Task details:
Scan the entries below for the word "Dysprose", then copy each line that holds it.

Data under study:
+ + + +

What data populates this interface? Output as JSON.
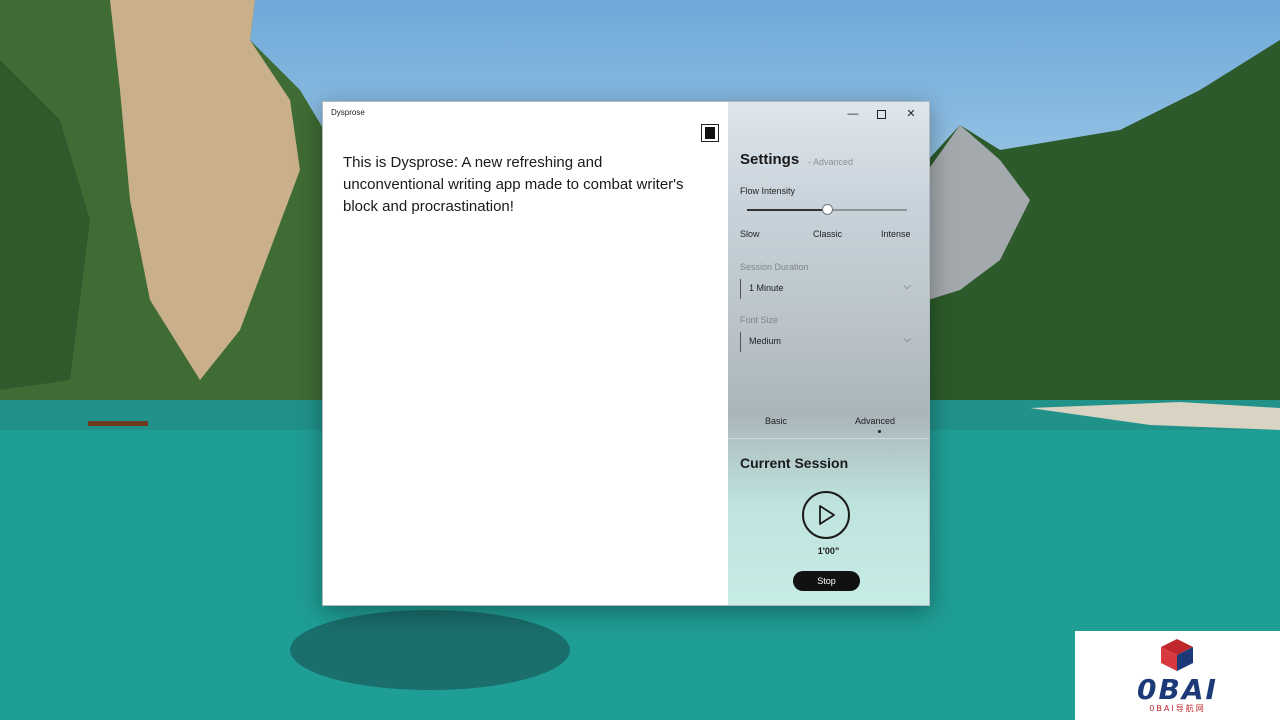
{
  "window": {
    "title": "Dysprose",
    "caption": {
      "minimize": "—",
      "maximize": "",
      "close": "✕"
    }
  },
  "editor": {
    "text": "This is Dysprose: A new refreshing and unconventional writing app made to combat writer's block and procrastination!",
    "theme_toggle_icon": "contrast-toggle-icon"
  },
  "settings": {
    "title": "Settings",
    "subtitle": "- Advanced",
    "flow_intensity": {
      "label": "Flow Intensity",
      "ticks": [
        "Slow",
        "Classic",
        "Intense"
      ],
      "value": 0.5
    },
    "session_duration": {
      "label": "Session Duration",
      "value": "1 Minute"
    },
    "font_size": {
      "label": "Font Size",
      "value": "Medium"
    },
    "tabs": [
      {
        "label": "Basic",
        "selected": false
      },
      {
        "label": "Advanced",
        "selected": true
      }
    ]
  },
  "session": {
    "title": "Current Session",
    "play_icon": "play-icon",
    "timer": "1'00\"",
    "stop_label": "Stop"
  },
  "watermark": {
    "logo_text": "0BAI",
    "sub_text": "0BAI导航网"
  },
  "colors": {
    "watermark_blue": "#1c3a78",
    "watermark_red": "#c0272d"
  }
}
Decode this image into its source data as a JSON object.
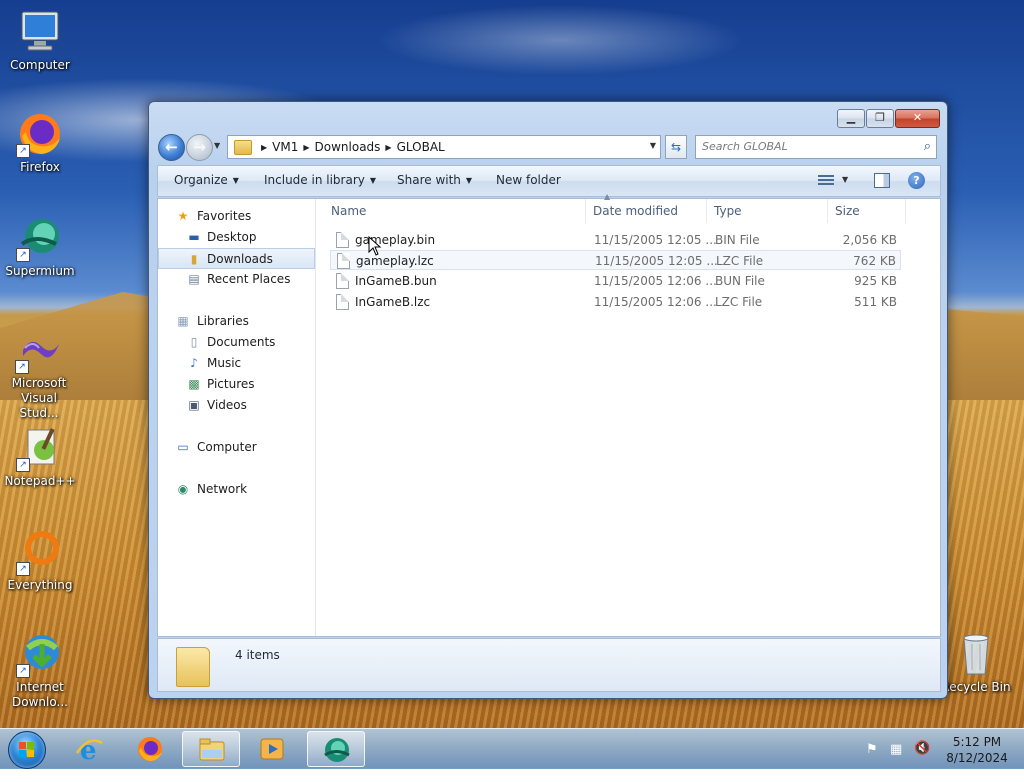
{
  "desktop": {
    "icons": [
      {
        "label": "Computer",
        "icon": "computer-icon"
      },
      {
        "label": "Firefox",
        "icon": "firefox-icon"
      },
      {
        "label": "Supermium",
        "icon": "supermium-icon"
      },
      {
        "label": "Microsoft Visual Stud...",
        "icon": "visual-studio-icon"
      },
      {
        "label": "Notepad++",
        "icon": "notepadpp-icon"
      },
      {
        "label": "Everything",
        "icon": "everything-icon"
      },
      {
        "label": "Internet Downlo...",
        "icon": "internet-download-manager-icon"
      },
      {
        "label": "Recycle Bin",
        "icon": "recycle-bin-icon"
      }
    ]
  },
  "window": {
    "address": {
      "crumbs": [
        "VM1",
        "Downloads",
        "GLOBAL"
      ]
    },
    "search": {
      "placeholder": "Search GLOBAL"
    },
    "toolbar": {
      "organize": "Organize",
      "include_in_library": "Include in library",
      "share_with": "Share with",
      "new_folder": "New folder"
    },
    "nav_pane": {
      "favorites": {
        "label": "Favorites",
        "items": [
          {
            "label": "Desktop",
            "icon": "desktop-icon"
          },
          {
            "label": "Downloads",
            "icon": "downloads-icon",
            "selected": true
          },
          {
            "label": "Recent Places",
            "icon": "recent-places-icon"
          }
        ]
      },
      "libraries": {
        "label": "Libraries",
        "items": [
          {
            "label": "Documents",
            "icon": "documents-icon"
          },
          {
            "label": "Music",
            "icon": "music-icon"
          },
          {
            "label": "Pictures",
            "icon": "pictures-icon"
          },
          {
            "label": "Videos",
            "icon": "videos-icon"
          }
        ]
      },
      "computer": {
        "label": "Computer"
      },
      "network": {
        "label": "Network"
      }
    },
    "file_list": {
      "columns": [
        "Name",
        "Date modified",
        "Type",
        "Size"
      ],
      "rows": [
        {
          "name": "gameplay.bin",
          "date": "11/15/2005 12:05 ...",
          "type": "BIN File",
          "size": "2,056 KB"
        },
        {
          "name": "gameplay.lzc",
          "date": "11/15/2005 12:05 ...",
          "type": "LZC File",
          "size": "762 KB"
        },
        {
          "name": "InGameB.bun",
          "date": "11/15/2005 12:06 ...",
          "type": "BUN File",
          "size": "925 KB"
        },
        {
          "name": "InGameB.lzc",
          "date": "11/15/2005 12:06 ...",
          "type": "LZC File",
          "size": "511 KB"
        }
      ]
    },
    "details": {
      "item_count": "4 items"
    }
  },
  "taskbar": {
    "apps": [
      "internet-explorer-icon",
      "firefox-icon",
      "file-explorer-icon",
      "media-player-icon",
      "supermium-icon"
    ],
    "active_app": "file-explorer-icon",
    "clock": {
      "time": "5:12 PM",
      "date": "8/12/2024"
    }
  }
}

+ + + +

Response to the exercise:
    "title": "Dysprose",
    "text": "This is Dysprose: A new refreshing and unconventional writing app made to combat writer's block and procrastination!",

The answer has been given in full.